- _TASK REQUIREMENTS_: From the first line to the last, copy the data exactly and drop the pictures.
** Opening SUPPLIED DATA block **
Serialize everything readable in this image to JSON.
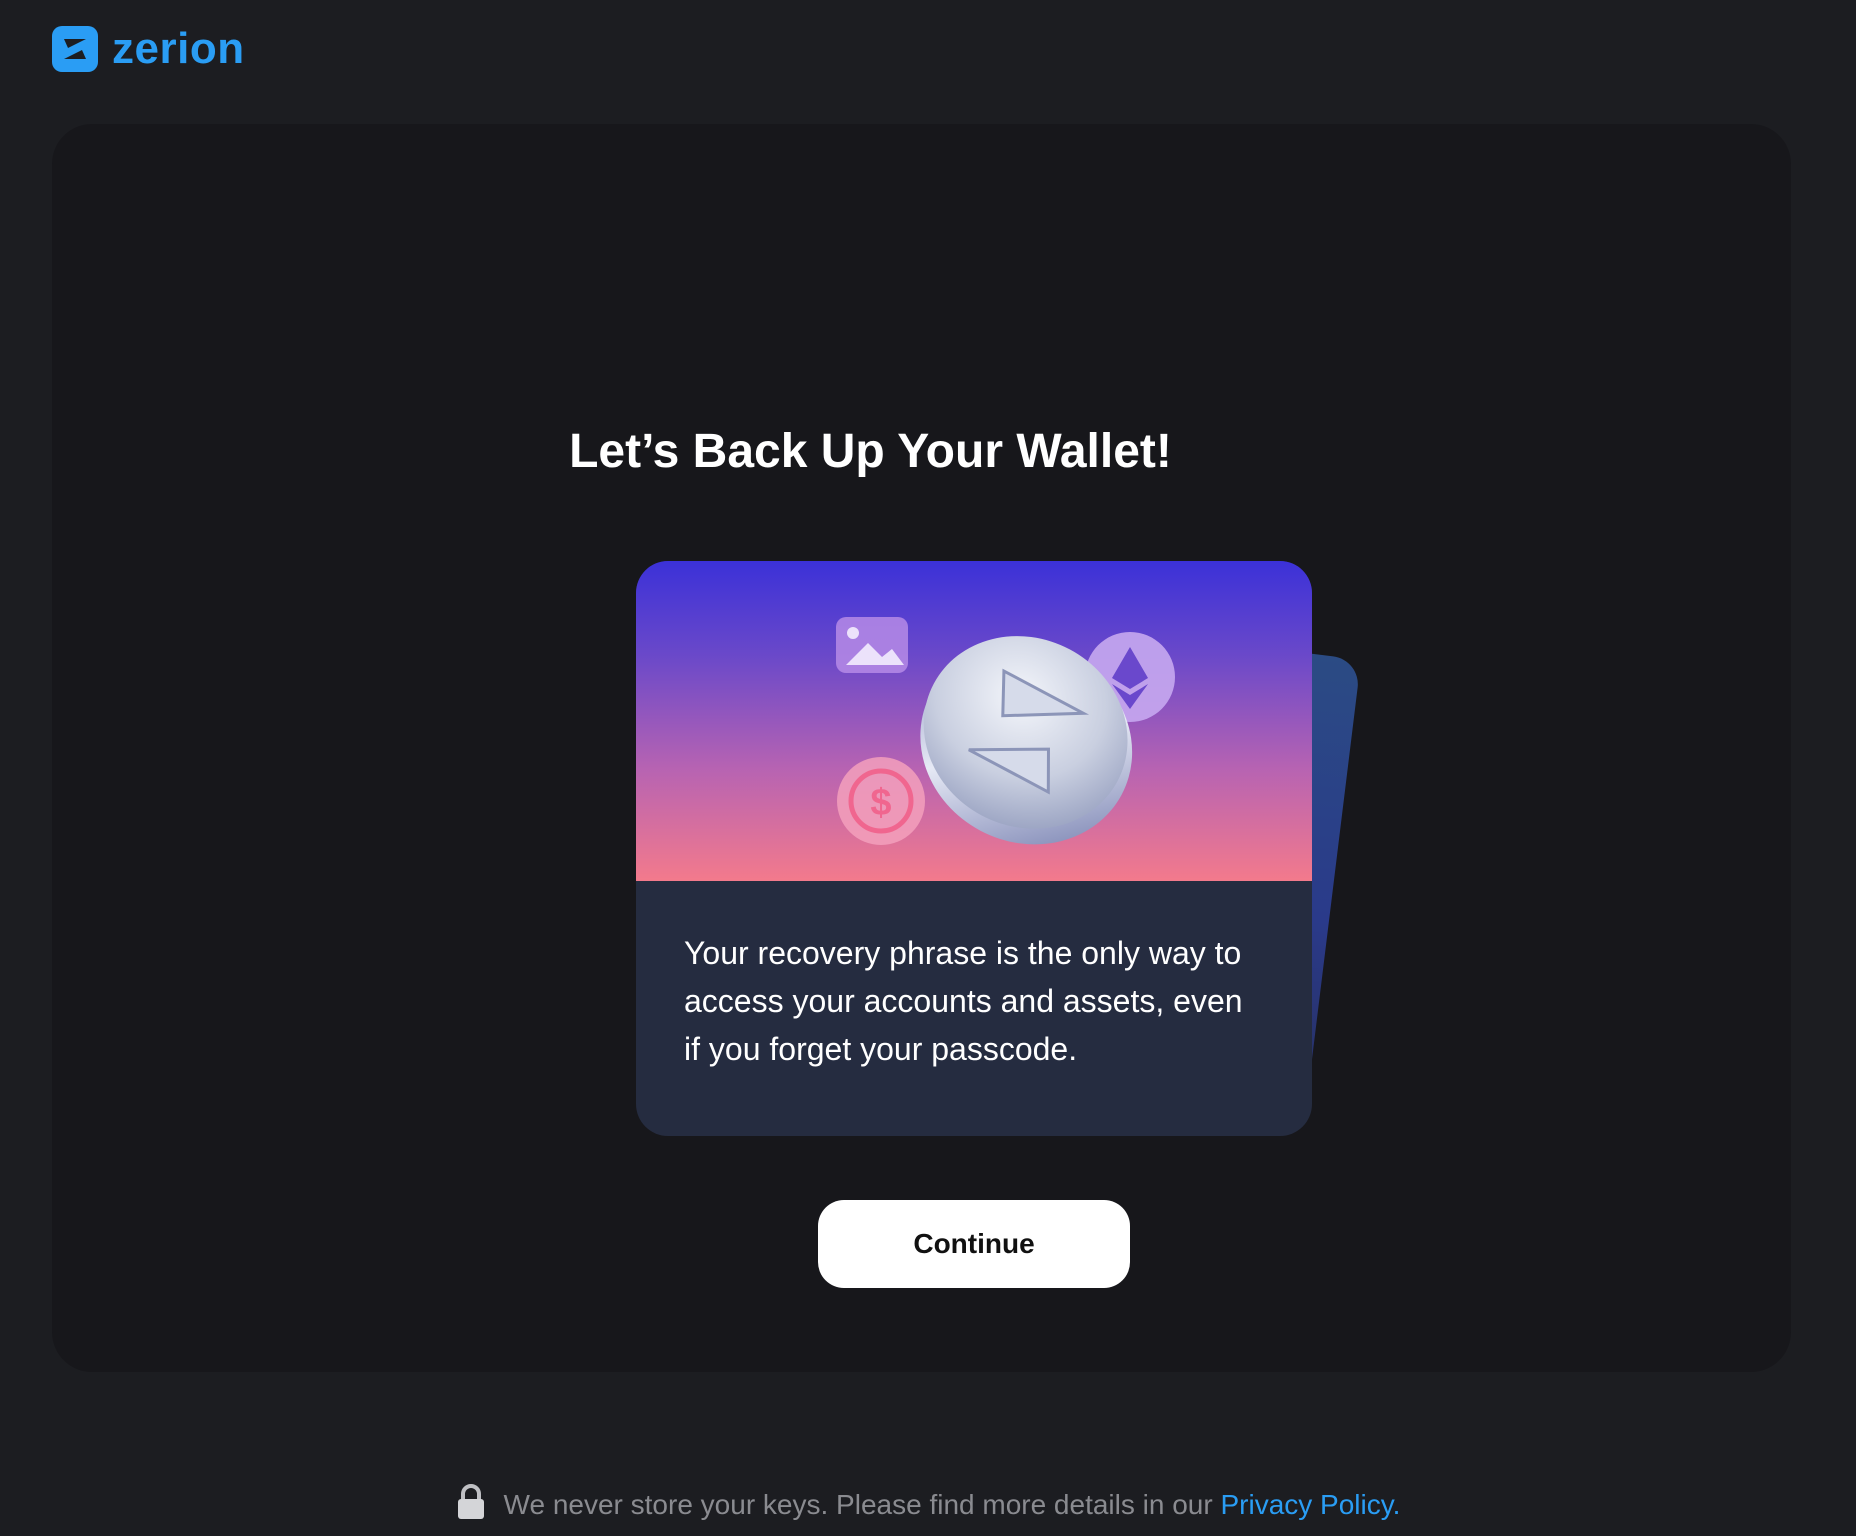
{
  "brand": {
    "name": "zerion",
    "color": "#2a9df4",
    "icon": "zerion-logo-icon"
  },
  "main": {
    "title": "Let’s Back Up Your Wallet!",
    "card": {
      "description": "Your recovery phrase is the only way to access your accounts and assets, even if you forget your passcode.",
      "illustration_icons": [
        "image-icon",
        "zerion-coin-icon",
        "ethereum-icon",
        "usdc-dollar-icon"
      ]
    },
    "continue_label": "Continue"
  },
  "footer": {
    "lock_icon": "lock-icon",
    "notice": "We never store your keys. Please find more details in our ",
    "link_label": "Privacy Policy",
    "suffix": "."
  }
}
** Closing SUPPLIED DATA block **
- _RESULT OF THE EXERCISE_:
Serialize everything readable in this image to JSON.
{
  "brand": {
    "name": "zerion",
    "color": "#2a9df4",
    "icon": "zerion-logo-icon"
  },
  "main": {
    "title": "Let’s Back Up Your Wallet!",
    "card": {
      "description": "Your recovery phrase is the only way to access your accounts and assets, even if you forget your passcode.",
      "illustration_icons": [
        "image-icon",
        "zerion-coin-icon",
        "ethereum-icon",
        "usdc-dollar-icon"
      ]
    },
    "continue_label": "Continue"
  },
  "footer": {
    "lock_icon": "lock-icon",
    "notice": "We never store your keys. Please find more details in our ",
    "link_label": "Privacy Policy",
    "suffix": "."
  }
}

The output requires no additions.